Wednesday 12 August 2015

Reduce Supply Risk through eSourcing

Authored by Khizar Farooq

Rise of supply risk is nothing new for sourcing specialists. In late 19th century corporations rapt off from vertical integration as common practice, lead manufacturers an service providers to crucial business risk due to external supply related issues.

These risks can be epoch-making. From supply interruptions that cease production lines to supplier quality and low performance issues that can mutilate customer satisfaction or cause product recalls, even issues with the smallest of suppliers can create chaos with a company's top and bottom line. The great thing is that numerous progressive thinking sourcing companies have begun to consider ways to actively minimize and control supply risk. Some have adopted financial and functional monitoring capabilities that foresee the percentage probability of supplier bankruptcies. But these approaches merely encompass one piece of the supply management equation. 

Procurement teams can also reduce supply risk by re-evaluating the ways in which they employ eSourcing packages. For instance, by actively managing supplier certifications and qualifications in a common database and utilizing collection templates to accumulate and evaluate supplier responses, sourcing specialists can better understand supplier capabilities and quality levels before they consider award decisions. In the manufacturing industry, for instance, a procurement group may utilize an eSourcing software to monitor and manage process certifications such as TS and ISO and supplier quality. Questionnaires and supplier development surveys might be included to better understand present or future at-risk suppliers.

During the negotiation and bid evaluation process, eSourcing packages can also help reduce supply risk. For instance, by utilizing a classic 60/20/20 split of business approach the way TOYOTA has been doing for years - an organization can decrease its reliance on any single source of supply, while still developing a preferred option and conducting joint cost take-out efforts. The good thing is that eSourcing packages can enable a 60/20/20 split while assuring the absolutely lowest total landed cost through state-of-the-art, solver-based post-bid optimization`capabilities which establish ideal awards scenarios. 

Yet in other cases, we have known buyer companies to impede suppliers from particular regions (e.g., China) in bidding events by a particular factor (e.g., 10%) because of existing spend concentrations in certain regions. The notion, in this case, is that any more regional spend concentration would increase entire supply risk due to the chance of particular country-related issues (e.g., currency inflation or a port disaster). 

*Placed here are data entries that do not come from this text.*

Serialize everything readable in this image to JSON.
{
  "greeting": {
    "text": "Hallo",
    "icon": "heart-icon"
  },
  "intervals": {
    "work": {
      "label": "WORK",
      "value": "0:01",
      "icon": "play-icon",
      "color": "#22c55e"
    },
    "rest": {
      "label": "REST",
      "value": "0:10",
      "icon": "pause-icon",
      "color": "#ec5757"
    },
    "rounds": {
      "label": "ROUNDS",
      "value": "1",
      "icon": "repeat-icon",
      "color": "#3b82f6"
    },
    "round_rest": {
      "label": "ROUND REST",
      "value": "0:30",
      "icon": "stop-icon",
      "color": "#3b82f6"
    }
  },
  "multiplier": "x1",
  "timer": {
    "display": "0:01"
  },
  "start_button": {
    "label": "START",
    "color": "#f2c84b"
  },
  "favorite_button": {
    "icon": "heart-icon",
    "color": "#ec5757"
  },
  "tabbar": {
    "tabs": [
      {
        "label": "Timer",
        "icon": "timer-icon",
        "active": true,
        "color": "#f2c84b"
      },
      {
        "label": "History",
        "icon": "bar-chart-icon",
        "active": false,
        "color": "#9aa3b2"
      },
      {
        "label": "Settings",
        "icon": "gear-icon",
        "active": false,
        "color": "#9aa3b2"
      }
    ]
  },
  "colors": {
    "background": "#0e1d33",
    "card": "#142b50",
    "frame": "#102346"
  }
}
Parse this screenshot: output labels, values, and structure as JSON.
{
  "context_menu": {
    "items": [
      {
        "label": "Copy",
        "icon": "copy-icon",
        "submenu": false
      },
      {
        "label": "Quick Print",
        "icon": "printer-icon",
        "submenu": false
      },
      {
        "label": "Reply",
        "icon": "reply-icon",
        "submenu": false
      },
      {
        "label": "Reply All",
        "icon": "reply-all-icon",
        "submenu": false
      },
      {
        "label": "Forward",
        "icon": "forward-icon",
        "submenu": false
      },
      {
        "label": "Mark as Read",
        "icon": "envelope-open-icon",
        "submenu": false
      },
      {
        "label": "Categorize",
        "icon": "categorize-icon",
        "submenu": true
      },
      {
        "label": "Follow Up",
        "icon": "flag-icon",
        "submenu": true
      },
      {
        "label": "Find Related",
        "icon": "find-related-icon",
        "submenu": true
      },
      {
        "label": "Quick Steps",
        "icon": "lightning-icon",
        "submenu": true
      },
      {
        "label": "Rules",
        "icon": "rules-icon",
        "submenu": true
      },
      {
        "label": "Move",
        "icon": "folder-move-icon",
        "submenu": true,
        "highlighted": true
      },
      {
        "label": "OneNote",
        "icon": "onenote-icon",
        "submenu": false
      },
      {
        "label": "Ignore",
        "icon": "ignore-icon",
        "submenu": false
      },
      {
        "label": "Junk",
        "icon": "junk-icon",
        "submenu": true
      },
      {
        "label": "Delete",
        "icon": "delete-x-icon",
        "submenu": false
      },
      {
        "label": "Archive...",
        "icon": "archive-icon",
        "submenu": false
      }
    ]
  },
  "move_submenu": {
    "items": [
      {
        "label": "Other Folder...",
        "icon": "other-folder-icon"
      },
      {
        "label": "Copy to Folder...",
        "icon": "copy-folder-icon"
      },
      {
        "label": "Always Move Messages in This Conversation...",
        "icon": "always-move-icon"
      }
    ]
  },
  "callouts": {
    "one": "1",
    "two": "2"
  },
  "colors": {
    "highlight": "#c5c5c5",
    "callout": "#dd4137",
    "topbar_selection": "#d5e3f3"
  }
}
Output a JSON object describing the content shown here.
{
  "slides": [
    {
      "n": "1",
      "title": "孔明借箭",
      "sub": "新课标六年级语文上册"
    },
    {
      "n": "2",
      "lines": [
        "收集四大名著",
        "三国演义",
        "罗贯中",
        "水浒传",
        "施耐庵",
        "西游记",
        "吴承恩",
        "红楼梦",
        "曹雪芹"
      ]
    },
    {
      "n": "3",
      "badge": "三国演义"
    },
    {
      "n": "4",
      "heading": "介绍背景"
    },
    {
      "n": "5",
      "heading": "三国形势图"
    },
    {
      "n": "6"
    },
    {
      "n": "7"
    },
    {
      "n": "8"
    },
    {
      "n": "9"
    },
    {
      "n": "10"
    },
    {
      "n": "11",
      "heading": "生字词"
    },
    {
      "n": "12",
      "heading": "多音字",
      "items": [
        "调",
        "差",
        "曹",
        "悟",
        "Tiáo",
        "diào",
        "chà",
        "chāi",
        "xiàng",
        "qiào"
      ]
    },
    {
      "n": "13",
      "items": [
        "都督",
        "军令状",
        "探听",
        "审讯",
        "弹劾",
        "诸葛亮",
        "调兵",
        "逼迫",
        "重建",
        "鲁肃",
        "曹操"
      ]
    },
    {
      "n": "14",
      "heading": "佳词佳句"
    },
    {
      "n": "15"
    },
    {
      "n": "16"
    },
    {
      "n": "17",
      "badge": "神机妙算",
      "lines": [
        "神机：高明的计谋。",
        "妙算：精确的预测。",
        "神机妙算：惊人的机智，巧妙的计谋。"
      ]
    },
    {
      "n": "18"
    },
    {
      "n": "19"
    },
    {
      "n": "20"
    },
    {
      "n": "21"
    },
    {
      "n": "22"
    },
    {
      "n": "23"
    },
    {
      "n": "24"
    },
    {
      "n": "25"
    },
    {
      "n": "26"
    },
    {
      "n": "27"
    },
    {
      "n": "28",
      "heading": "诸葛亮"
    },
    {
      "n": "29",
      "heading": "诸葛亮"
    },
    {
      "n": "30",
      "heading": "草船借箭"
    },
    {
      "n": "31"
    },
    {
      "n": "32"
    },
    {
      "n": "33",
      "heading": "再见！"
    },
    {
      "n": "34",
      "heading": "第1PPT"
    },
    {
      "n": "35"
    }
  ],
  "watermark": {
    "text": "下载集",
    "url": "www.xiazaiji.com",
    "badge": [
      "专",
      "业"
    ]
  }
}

Without question, an eSourcing suite is not an alternate for managing the ongoing operational and financial performance of a supply base. But when deployed along with other capabilities and processes, eSourcing suites can serve an essential role in reducing a company's overall supply risk and exposure.